Data for the task:
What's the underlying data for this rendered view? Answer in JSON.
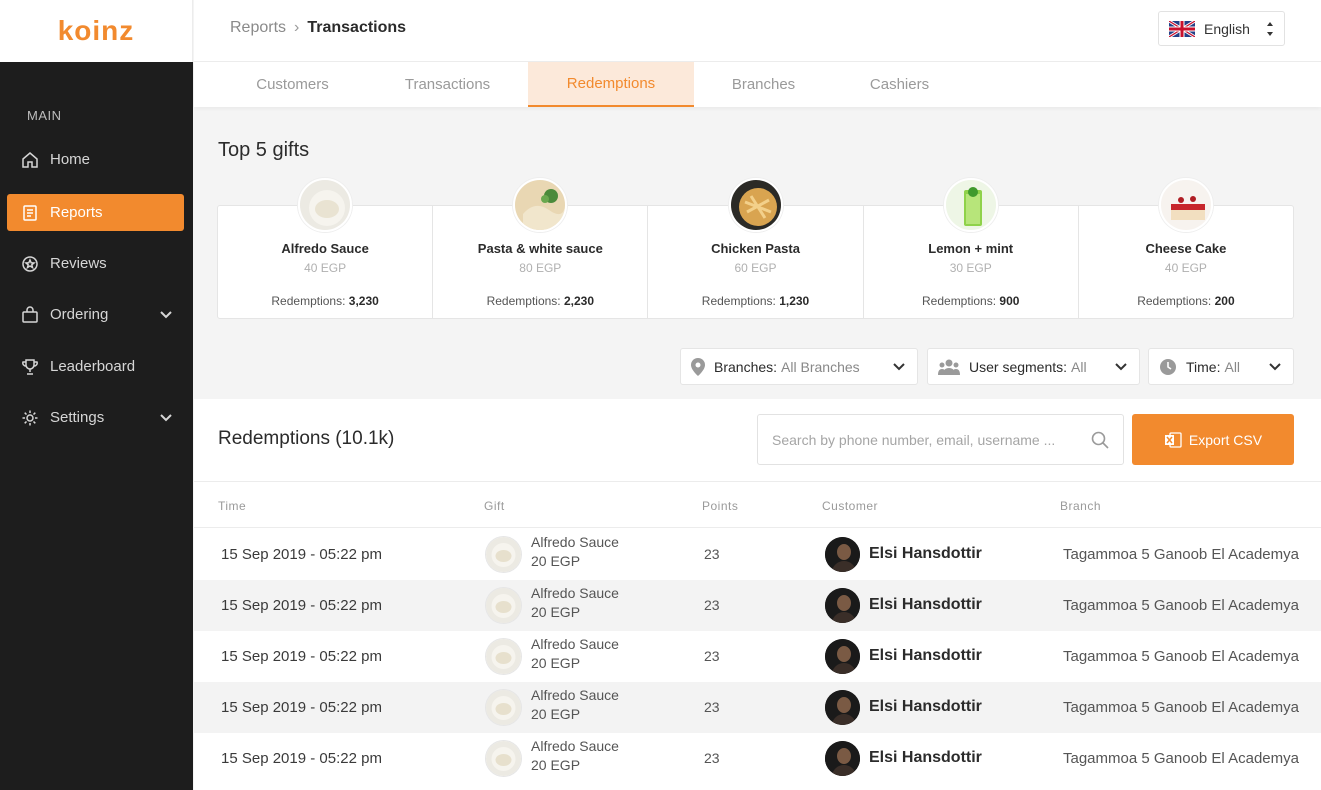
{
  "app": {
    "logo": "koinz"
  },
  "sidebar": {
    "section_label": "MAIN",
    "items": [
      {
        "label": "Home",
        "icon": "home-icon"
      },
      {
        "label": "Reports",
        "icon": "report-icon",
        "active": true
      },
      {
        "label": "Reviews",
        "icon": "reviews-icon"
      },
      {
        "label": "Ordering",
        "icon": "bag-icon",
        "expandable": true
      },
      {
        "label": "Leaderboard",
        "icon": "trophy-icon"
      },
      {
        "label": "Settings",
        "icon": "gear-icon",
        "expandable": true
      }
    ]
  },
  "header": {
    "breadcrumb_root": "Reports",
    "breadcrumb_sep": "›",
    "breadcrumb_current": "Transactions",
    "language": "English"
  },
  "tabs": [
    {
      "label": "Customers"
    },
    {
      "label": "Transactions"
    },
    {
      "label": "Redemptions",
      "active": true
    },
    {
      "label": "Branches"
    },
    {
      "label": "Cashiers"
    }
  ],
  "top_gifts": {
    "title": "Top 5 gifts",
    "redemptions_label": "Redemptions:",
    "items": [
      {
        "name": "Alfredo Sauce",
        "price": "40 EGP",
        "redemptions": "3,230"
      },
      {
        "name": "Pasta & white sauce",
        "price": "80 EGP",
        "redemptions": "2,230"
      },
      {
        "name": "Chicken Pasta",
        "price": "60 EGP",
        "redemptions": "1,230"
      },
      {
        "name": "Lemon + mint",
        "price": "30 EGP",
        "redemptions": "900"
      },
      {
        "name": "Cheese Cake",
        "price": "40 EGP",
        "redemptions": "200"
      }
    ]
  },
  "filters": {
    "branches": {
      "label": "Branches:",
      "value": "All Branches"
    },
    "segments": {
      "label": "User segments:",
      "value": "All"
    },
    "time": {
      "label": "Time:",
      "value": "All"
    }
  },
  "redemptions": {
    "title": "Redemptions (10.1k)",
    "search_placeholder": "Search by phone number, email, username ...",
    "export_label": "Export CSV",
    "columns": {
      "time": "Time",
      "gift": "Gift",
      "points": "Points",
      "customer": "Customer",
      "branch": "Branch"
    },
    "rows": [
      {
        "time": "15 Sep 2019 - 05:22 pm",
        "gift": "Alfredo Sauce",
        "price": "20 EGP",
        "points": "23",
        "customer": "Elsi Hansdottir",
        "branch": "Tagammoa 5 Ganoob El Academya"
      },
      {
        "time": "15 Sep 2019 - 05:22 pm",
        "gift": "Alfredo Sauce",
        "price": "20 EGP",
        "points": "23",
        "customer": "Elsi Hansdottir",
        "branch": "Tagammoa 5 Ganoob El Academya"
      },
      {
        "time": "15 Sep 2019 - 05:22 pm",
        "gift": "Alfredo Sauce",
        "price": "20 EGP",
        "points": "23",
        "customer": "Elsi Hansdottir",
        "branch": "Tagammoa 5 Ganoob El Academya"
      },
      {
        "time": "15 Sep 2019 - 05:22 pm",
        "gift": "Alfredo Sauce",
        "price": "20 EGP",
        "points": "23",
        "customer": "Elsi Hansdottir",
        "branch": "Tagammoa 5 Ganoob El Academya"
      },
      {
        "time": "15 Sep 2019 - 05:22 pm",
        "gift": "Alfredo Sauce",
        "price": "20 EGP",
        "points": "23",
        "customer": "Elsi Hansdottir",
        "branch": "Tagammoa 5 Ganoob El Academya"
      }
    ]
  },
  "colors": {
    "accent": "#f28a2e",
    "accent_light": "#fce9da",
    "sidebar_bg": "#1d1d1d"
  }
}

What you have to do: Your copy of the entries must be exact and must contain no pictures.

Answer box:
What's the underlying data for this rendered view? Answer in JSON.
{
  "app": {
    "logo": "koinz"
  },
  "sidebar": {
    "section_label": "MAIN",
    "items": [
      {
        "label": "Home",
        "icon": "home-icon"
      },
      {
        "label": "Reports",
        "icon": "report-icon",
        "active": true
      },
      {
        "label": "Reviews",
        "icon": "reviews-icon"
      },
      {
        "label": "Ordering",
        "icon": "bag-icon",
        "expandable": true
      },
      {
        "label": "Leaderboard",
        "icon": "trophy-icon"
      },
      {
        "label": "Settings",
        "icon": "gear-icon",
        "expandable": true
      }
    ]
  },
  "header": {
    "breadcrumb_root": "Reports",
    "breadcrumb_sep": "›",
    "breadcrumb_current": "Transactions",
    "language": "English"
  },
  "tabs": [
    {
      "label": "Customers"
    },
    {
      "label": "Transactions"
    },
    {
      "label": "Redemptions",
      "active": true
    },
    {
      "label": "Branches"
    },
    {
      "label": "Cashiers"
    }
  ],
  "top_gifts": {
    "title": "Top 5 gifts",
    "redemptions_label": "Redemptions:",
    "items": [
      {
        "name": "Alfredo Sauce",
        "price": "40 EGP",
        "redemptions": "3,230"
      },
      {
        "name": "Pasta & white sauce",
        "price": "80 EGP",
        "redemptions": "2,230"
      },
      {
        "name": "Chicken Pasta",
        "price": "60 EGP",
        "redemptions": "1,230"
      },
      {
        "name": "Lemon + mint",
        "price": "30 EGP",
        "redemptions": "900"
      },
      {
        "name": "Cheese Cake",
        "price": "40 EGP",
        "redemptions": "200"
      }
    ]
  },
  "filters": {
    "branches": {
      "label": "Branches:",
      "value": "All Branches"
    },
    "segments": {
      "label": "User segments:",
      "value": "All"
    },
    "time": {
      "label": "Time:",
      "value": "All"
    }
  },
  "redemptions": {
    "title": "Redemptions (10.1k)",
    "search_placeholder": "Search by phone number, email, username ...",
    "export_label": "Export CSV",
    "columns": {
      "time": "Time",
      "gift": "Gift",
      "points": "Points",
      "customer": "Customer",
      "branch": "Branch"
    },
    "rows": [
      {
        "time": "15 Sep 2019 - 05:22 pm",
        "gift": "Alfredo Sauce",
        "price": "20 EGP",
        "points": "23",
        "customer": "Elsi Hansdottir",
        "branch": "Tagammoa 5 Ganoob El Academya"
      },
      {
        "time": "15 Sep 2019 - 05:22 pm",
        "gift": "Alfredo Sauce",
        "price": "20 EGP",
        "points": "23",
        "customer": "Elsi Hansdottir",
        "branch": "Tagammoa 5 Ganoob El Academya"
      },
      {
        "time": "15 Sep 2019 - 05:22 pm",
        "gift": "Alfredo Sauce",
        "price": "20 EGP",
        "points": "23",
        "customer": "Elsi Hansdottir",
        "branch": "Tagammoa 5 Ganoob El Academya"
      },
      {
        "time": "15 Sep 2019 - 05:22 pm",
        "gift": "Alfredo Sauce",
        "price": "20 EGP",
        "points": "23",
        "customer": "Elsi Hansdottir",
        "branch": "Tagammoa 5 Ganoob El Academya"
      },
      {
        "time": "15 Sep 2019 - 05:22 pm",
        "gift": "Alfredo Sauce",
        "price": "20 EGP",
        "points": "23",
        "customer": "Elsi Hansdottir",
        "branch": "Tagammoa 5 Ganoob El Academya"
      }
    ]
  },
  "colors": {
    "accent": "#f28a2e",
    "accent_light": "#fce9da",
    "sidebar_bg": "#1d1d1d"
  }
}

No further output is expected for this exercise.